We’ve received many excited tweets and messages about Blake Evitt’s intro to parkour class. Parkour is a powerful way to transcend your own boundaries while getting a great workout, so we expect an enthusiastic turnout for this one!
For those of us not yet familiar—what exactly is parkour, and how did you first get into it?
At its heart, parkour is essentially running, jumping, and climbing through an environment. Parkour incorporates movements and techniques from a wide variety of disciplines, and a number of “unique” techniques have developed over the years as well. While it may seem like a bunch of high-flying antics to the casual internet observer, the actual sport/discipline/art form of parkour is much more about functional movement, community, discipline, and overcoming physical and mental challenges. I started training in 2009 while on a research trip to Paris to interview the original French founders of the discipline. I was hooked after my first exposure to parkour, and have been training, traveling, and teaching ever since.
You’ve studied and taught parkour all over the world—do you have any fun stories to share with us?
I’ve spent a lot of time traveling for parkour over the last five years and I documented much of the first 2+ years (part of which was while I was on a Watson Fellowship studying parkour as an agent for positive social change) on my blog.
Part of learning parkour is training yourself to “see your environment in a new way.” How is this accomplished?
People are often very surprised by how much their perspective on the world changes very soon after starting parkour. It’s hard to fully appreciate until you’ve tried it, but since we look for obstacles and challenges all around us, the world essentially becomes a giant playground that is full of ways to experiment and play with movement.
Is there a minimum fitness level for this class?

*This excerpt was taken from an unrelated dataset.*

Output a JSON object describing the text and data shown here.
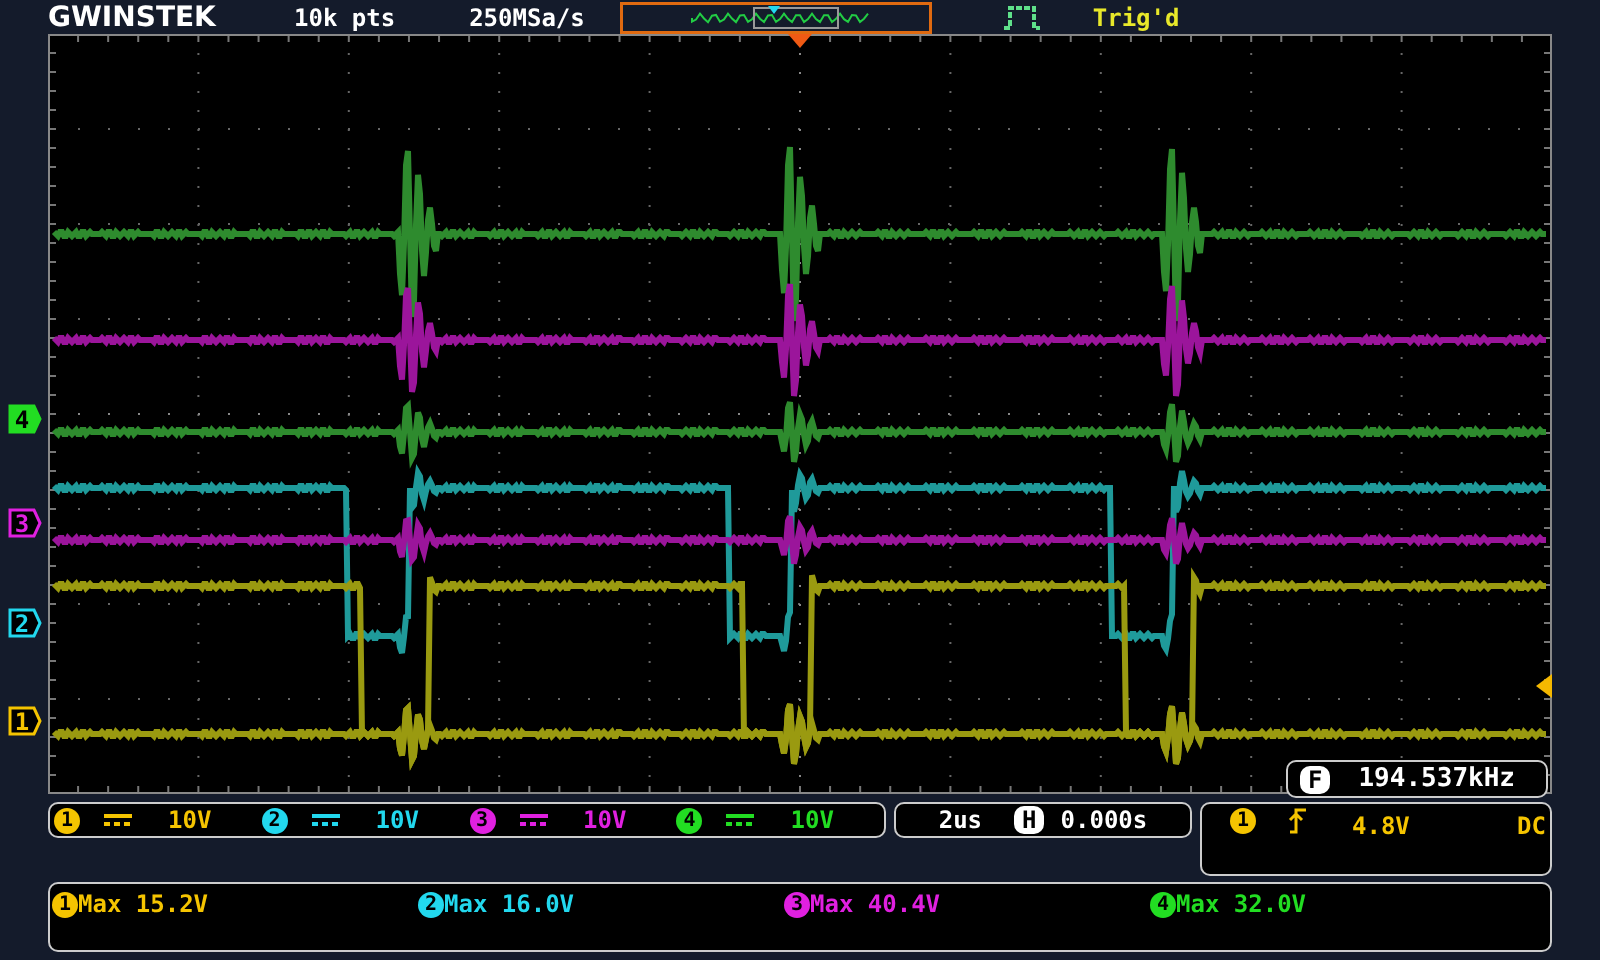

No, this class is open to participants of all fitness levels and athletic backgrounds. Each of our classes is designed to accommodate a wide range of skill levels, from absolute beginners to experienced traceurs.

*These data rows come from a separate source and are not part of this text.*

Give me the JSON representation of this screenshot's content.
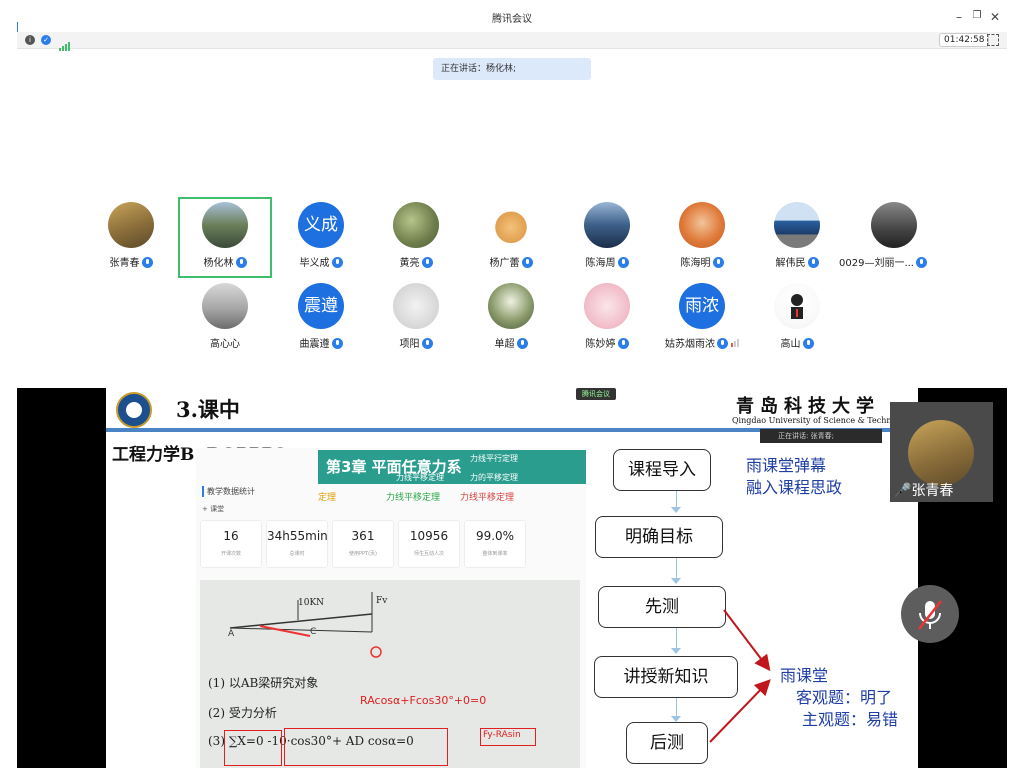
{
  "window": {
    "title": "腾讯会议"
  },
  "toolbar": {
    "timer": "01:42:58"
  },
  "speaking_banner": "正在讲话：杨化林;",
  "participants": [
    {
      "name": "张青春"
    },
    {
      "name": "杨化林"
    },
    {
      "name": "毕义成",
      "avatar_text": "义成"
    },
    {
      "name": "黄亮"
    },
    {
      "name": "杨广蕾"
    },
    {
      "name": "陈海周"
    },
    {
      "name": "陈海明"
    },
    {
      "name": "解伟民"
    },
    {
      "name": "0029—刘丽一..."
    },
    {
      "name": "高心心"
    },
    {
      "name": "曲震遵",
      "avatar_text": "震遵"
    },
    {
      "name": "项阳"
    },
    {
      "name": "单超"
    },
    {
      "name": "陈妙婷"
    },
    {
      "name": "姑苏烟雨浓",
      "avatar_text": "雨浓"
    },
    {
      "name": "高山"
    }
  ],
  "share": {
    "ppt_label": "腾讯会议",
    "slide_title": "3.课中",
    "university_cn": "青岛科技大学",
    "university_en": "Qingdao University of Science & Technology",
    "subtitle": "工程力学B:  BOPPPS",
    "banner_title": "第3章  平面任意力系",
    "banner_sub1": "力线平行定理",
    "banner_sub2": "力线平移定理",
    "banner_sub3": "力的平移定理",
    "law1": "定理",
    "law2": "力线平移定理",
    "law3": "力线平移定理",
    "stats_header": "教学数据统计",
    "stats_sub": "+ 课堂",
    "stats": [
      {
        "value": "16",
        "label": "开课次数"
      },
      {
        "value": "34h55min",
        "label": "总课时"
      },
      {
        "value": "361",
        "label": "使用PPT(页)"
      },
      {
        "value": "10956",
        "label": "师生互动人次"
      },
      {
        "value": "99.0%",
        "label": "整体到课率"
      }
    ],
    "hw_line1": "(1) 以AB梁研究对象",
    "hw_line2": "(2) 受力分析",
    "hw_line3": "(3) ∑X=0   -10·cos30°+ AD cosα=0",
    "red_eq": "RAcosα+Fcos30°+0=0",
    "red_eq2": "Fy-RAsin",
    "label_10kn": "10KN",
    "label_fv": "Fv",
    "flow": [
      "课程导入",
      "明确目标",
      "先测",
      "讲授新知识",
      "后测"
    ],
    "note_top": "雨课堂弹幕\n融入课程思政",
    "note_top_1": "雨课堂弹幕",
    "note_top_2": "融入课程思政",
    "note_bottom_1": "雨课堂",
    "note_bottom_2": "客观题：明了",
    "note_bottom_3": "主观题：易错"
  },
  "right_panel": {
    "speaking_tag": "正在讲话: 张青春;",
    "name": "张青春"
  },
  "colors": {
    "accent": "#1e6fe0",
    "highlight": "#3fbf6d",
    "arrow": "#c0161c"
  }
}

For those Skillshare attendees who may be on the fence (no pun intended) about taking your class because of safety concerns, let’s reassure them here and now that parkour won’t lead to injury if practiced with basic care and attention:

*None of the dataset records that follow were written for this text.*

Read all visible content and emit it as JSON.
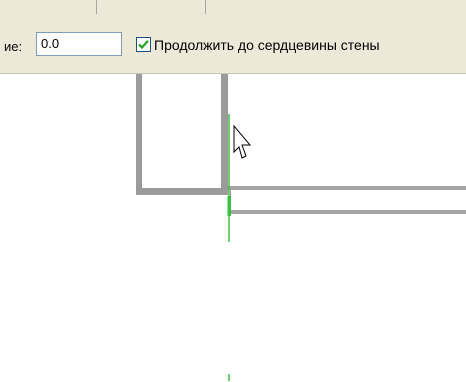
{
  "options_bar": {
    "field_label": "ие:",
    "field_value": "0.0",
    "checkbox_checked": true,
    "checkbox_label": "Продолжить до сердцевины стены"
  },
  "colors": {
    "toolbar_bg": "#ece9d8",
    "wall_gray": "#9b9b9b",
    "guide_green": "#3fbf3f",
    "checkbox_check": "#21a121"
  },
  "icons": [
    "checkmark-icon",
    "mouse-pointer-icon"
  ]
}
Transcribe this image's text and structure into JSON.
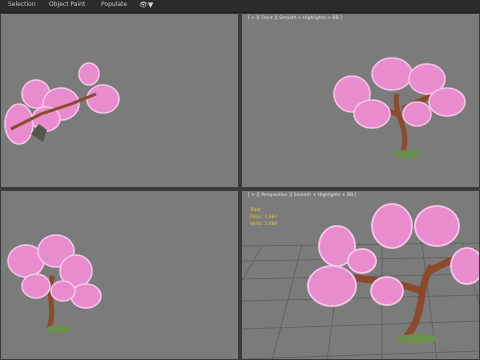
{
  "menubar": {
    "items": [
      "Selection",
      "Object Paint",
      "Populate"
    ],
    "eye_label": "▼"
  },
  "viewports": {
    "top_left": {
      "label": ""
    },
    "top_right": {
      "label": "[ + ][ Front ][ Smooth + Highlights + BB ]"
    },
    "bottom_left": {
      "label": ""
    },
    "bottom_right": {
      "label": "[ + ][ Perspective ][ Smooth + Highlights + BB ]",
      "stats_title": "Total",
      "polys": "Polys: 1,987",
      "verts": "Verts: 2,489"
    }
  },
  "colors": {
    "viewport_bg": "#7b7b7b",
    "blossom": "#e98ccd",
    "blossom_light": "#f6c6ea",
    "trunk": "#8a4a2b",
    "stats": "#e8c840"
  }
}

Parkour is actually very safe when taught by experienced instructors. Parkour is taught in a series of progressions in which participants master basic movements before moving on to more difficult techniques and challenges. This, along with the fact that there are no additional outside pressures on the participant (peer pressure, competition, other players, etc.), mean that the participant can progress at their own pace.
On the other hand, for those of us who are all “bring it on!”, where will students be able to continue their parkour practice locally?
We run 20-30 classes/week for all ages in the Boston Metro area, and a number of our classes are based in the Somerville area. Participants that would like to continue their training are welcome to join our regular classes.